**Task directions**
The full set of records must be returned exactly, character for character.

┌─ Data excerpts

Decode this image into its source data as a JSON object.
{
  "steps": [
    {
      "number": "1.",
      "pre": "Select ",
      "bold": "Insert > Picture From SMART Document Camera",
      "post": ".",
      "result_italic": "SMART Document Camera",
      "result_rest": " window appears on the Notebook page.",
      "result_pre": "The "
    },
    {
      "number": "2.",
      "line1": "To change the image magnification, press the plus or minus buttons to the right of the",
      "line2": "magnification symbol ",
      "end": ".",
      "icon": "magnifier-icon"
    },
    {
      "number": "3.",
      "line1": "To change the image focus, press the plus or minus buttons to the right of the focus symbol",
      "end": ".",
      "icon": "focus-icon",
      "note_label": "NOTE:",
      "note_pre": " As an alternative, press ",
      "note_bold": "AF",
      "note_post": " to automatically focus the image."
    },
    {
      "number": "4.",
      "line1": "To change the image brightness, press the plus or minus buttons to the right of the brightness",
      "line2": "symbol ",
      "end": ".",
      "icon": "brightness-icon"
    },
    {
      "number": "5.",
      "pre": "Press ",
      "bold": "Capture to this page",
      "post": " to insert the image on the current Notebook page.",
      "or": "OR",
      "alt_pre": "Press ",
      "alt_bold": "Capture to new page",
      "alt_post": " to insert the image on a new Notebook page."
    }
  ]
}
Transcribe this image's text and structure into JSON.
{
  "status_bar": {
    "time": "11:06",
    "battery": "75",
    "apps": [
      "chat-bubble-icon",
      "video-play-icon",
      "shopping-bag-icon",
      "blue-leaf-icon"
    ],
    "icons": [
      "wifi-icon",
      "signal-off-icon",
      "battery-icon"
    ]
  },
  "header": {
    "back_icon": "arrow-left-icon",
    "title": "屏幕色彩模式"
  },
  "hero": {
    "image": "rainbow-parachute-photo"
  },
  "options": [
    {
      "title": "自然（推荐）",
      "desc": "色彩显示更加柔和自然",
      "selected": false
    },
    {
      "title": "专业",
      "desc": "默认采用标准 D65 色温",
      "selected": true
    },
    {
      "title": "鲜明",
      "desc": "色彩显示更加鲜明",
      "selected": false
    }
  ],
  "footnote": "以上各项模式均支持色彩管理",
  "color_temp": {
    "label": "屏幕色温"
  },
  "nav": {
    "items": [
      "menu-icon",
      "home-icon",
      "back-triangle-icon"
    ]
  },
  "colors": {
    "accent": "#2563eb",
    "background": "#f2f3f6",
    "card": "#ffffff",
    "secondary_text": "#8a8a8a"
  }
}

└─

**Answer to this task**
Decode this image into its source data as a JSON object.
{
  "steps": [
    {
      "number": "1.",
      "pre": "Select ",
      "bold": "Insert > Picture From SMART Document Camera",
      "post": ".",
      "result_italic": "SMART Document Camera",
      "result_rest": " window appears on the Notebook page.",
      "result_pre": "The "
    },
    {
      "number": "2.",
      "line1": "To change the image magnification, press the plus or minus buttons to the right of the",
      "line2": "magnification symbol ",
      "end": ".",
      "icon": "magnifier-icon"
    },
    {
      "number": "3.",
      "line1": "To change the image focus, press the plus or minus buttons to the right of the focus symbol",
      "end": ".",
      "icon": "focus-icon",
      "note_label": "NOTE:",
      "note_pre": " As an alternative, press ",
      "note_bold": "AF",
      "note_post": " to automatically focus the image."
    },
    {
      "number": "4.",
      "line1": "To change the image brightness, press the plus or minus buttons to the right of the brightness",
      "line2": "symbol ",
      "end": ".",
      "icon": "brightness-icon"
    },
    {
      "number": "5.",
      "pre": "Press ",
      "bold": "Capture to this page",
      "post": " to insert the image on the current Notebook page.",
      "or": "OR",
      "alt_pre": "Press ",
      "alt_bold": "Capture to new page",
      "alt_post": " to insert the image on a new Notebook page."
    }
  ]
}
Transcribe this image's text and structure into JSON.
{
  "status_bar": {
    "time": "11:06",
    "battery": "75",
    "apps": [
      "chat-bubble-icon",
      "video-play-icon",
      "shopping-bag-icon",
      "blue-leaf-icon"
    ],
    "icons": [
      "wifi-icon",
      "signal-off-icon",
      "battery-icon"
    ]
  },
  "header": {
    "back_icon": "arrow-left-icon",
    "title": "屏幕色彩模式"
  },
  "hero": {
    "image": "rainbow-parachute-photo"
  },
  "options": [
    {
      "title": "自然（推荐）",
      "desc": "色彩显示更加柔和自然",
      "selected": false
    },
    {
      "title": "专业",
      "desc": "默认采用标准 D65 色温",
      "selected": true
    },
    {
      "title": "鲜明",
      "desc": "色彩显示更加鲜明",
      "selected": false
    }
  ],
  "footnote": "以上各项模式均支持色彩管理",
  "color_temp": {
    "label": "屏幕色温"
  },
  "nav": {
    "items": [
      "menu-icon",
      "home-icon",
      "back-triangle-icon"
    ]
  },
  "colors": {
    "accent": "#2563eb",
    "background": "#f2f3f6",
    "card": "#ffffff",
    "secondary_text": "#8a8a8a"
  }
}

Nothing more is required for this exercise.